Gender and hormonal status modulate the effects of psyllium on the mechanisms determining plasma lipids and lipoprotein metabolism

Date of Completion

January 2002

Keywords

Health Sciences, Nutrition

Degree

Ph.D.

Abstract

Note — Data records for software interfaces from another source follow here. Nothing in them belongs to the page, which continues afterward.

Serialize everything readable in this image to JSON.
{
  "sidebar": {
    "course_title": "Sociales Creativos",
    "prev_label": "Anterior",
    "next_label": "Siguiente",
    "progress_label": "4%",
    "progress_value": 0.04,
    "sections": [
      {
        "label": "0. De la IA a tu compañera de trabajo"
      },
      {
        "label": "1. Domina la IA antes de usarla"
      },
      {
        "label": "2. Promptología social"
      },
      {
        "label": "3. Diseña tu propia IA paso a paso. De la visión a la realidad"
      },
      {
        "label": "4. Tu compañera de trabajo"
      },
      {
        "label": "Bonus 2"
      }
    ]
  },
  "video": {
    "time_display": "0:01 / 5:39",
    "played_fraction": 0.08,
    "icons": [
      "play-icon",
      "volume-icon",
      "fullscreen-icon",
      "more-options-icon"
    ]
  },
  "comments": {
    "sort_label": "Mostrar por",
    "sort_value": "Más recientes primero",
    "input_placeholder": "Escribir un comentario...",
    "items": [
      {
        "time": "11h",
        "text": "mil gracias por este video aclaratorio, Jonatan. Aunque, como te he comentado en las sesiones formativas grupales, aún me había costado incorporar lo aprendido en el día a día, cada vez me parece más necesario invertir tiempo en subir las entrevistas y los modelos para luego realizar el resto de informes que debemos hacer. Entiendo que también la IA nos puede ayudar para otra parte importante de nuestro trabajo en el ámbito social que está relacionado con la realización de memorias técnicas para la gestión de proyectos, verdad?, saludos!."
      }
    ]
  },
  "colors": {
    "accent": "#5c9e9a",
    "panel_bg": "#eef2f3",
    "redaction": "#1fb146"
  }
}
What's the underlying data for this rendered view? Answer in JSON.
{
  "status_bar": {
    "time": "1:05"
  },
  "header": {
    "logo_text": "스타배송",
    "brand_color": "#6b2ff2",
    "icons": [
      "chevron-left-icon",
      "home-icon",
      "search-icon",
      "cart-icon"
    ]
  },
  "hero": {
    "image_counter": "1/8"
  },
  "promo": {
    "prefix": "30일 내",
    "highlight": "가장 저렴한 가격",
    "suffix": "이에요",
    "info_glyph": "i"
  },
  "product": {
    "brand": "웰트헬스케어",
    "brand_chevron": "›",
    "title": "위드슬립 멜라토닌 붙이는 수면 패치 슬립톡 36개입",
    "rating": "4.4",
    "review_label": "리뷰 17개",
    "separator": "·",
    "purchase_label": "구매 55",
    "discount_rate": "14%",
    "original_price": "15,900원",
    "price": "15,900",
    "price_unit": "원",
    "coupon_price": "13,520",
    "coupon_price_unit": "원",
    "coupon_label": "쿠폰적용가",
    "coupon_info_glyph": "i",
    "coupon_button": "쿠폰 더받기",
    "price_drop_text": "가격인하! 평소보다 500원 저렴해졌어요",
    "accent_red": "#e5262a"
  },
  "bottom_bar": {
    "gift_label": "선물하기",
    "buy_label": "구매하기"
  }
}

These studies were conducted to identify the secondary mechanisms by which psyllium affects lipoprotein metabolism, and to examine how gender and hormonal status might influence these effects. The trial consisted of a crossover intervention in which 24 men, 23 pre-menopausal women and 21 postmenopausal women were randomly assigned to a fiber supplement (15 g psyllium/day) or a control, provided via cookies. Fasting plasma lipids, apo B, apo CI, apo CIII, and apo E, and cholesteryl ester transfer protein (CETP) and lecithin:cholesterol acyl transferase (LCAT) activities were measured at the end of each 30-day period. Mononuclear cell mRNA abundance of 3-hydroxy-3-methyl-glutaryl coenzyme A (HMG-CoA) reductase, LDL receptor and lipoprotein lipase (LPL) was measured in a representative subset of samples. Compared to control, psyllium intake decreased plasma LDL cholesterol by an average of 8% (P < 0.0001) without affecting HDL cholesterol concentrations. While LCAT activity was unaffected, CETP activity was 18% lower after psyllium supplementation (P < 0.0001), suggesting modifications of the intravascular processing of lipoproteins. There was an increase in mononuclear cell HMG-CoA reductase mRNA abundance (P < 0.05), whereas LDL receptor gene expression was unaffected with psyllium. Therefore, the psyllium-mediated hypocholesterolemic effects might have influenced cholesterol metabolism in peripheral tissues at the gene expression level. There was a psyllium-gender/hormonal status interaction on VLDL metabolism. Men had a 17% decrease in TG, while postmenopausal women had a 16% increase (P < 0.01). Plasma apo C III and apo E concentrations followed the same pattern and decreased by an average of 12% in men (P < 0.05) but increased by 10% in postmenopausal women (P < 0.05). While psyllium intake induced a 24% increase in mononuclear cells LPL mRNA abundance in men, postmenopausal women experienced a 23% decrease (P < 0.05). These results suggest an increased peripheral removal of TG in men while in PMW the increases in apoproteins may be related to an enhanced VLDL production and decreased TG removal by LPL. Parameters associated with VLDL metabolism were unaffected in pre-menopausal women, which could be associated with the protective effect of estrogen. Overall, these results indicate an important role of gender and hormonal status in determining the effects of psyllium on lipoprotein metabolism. ^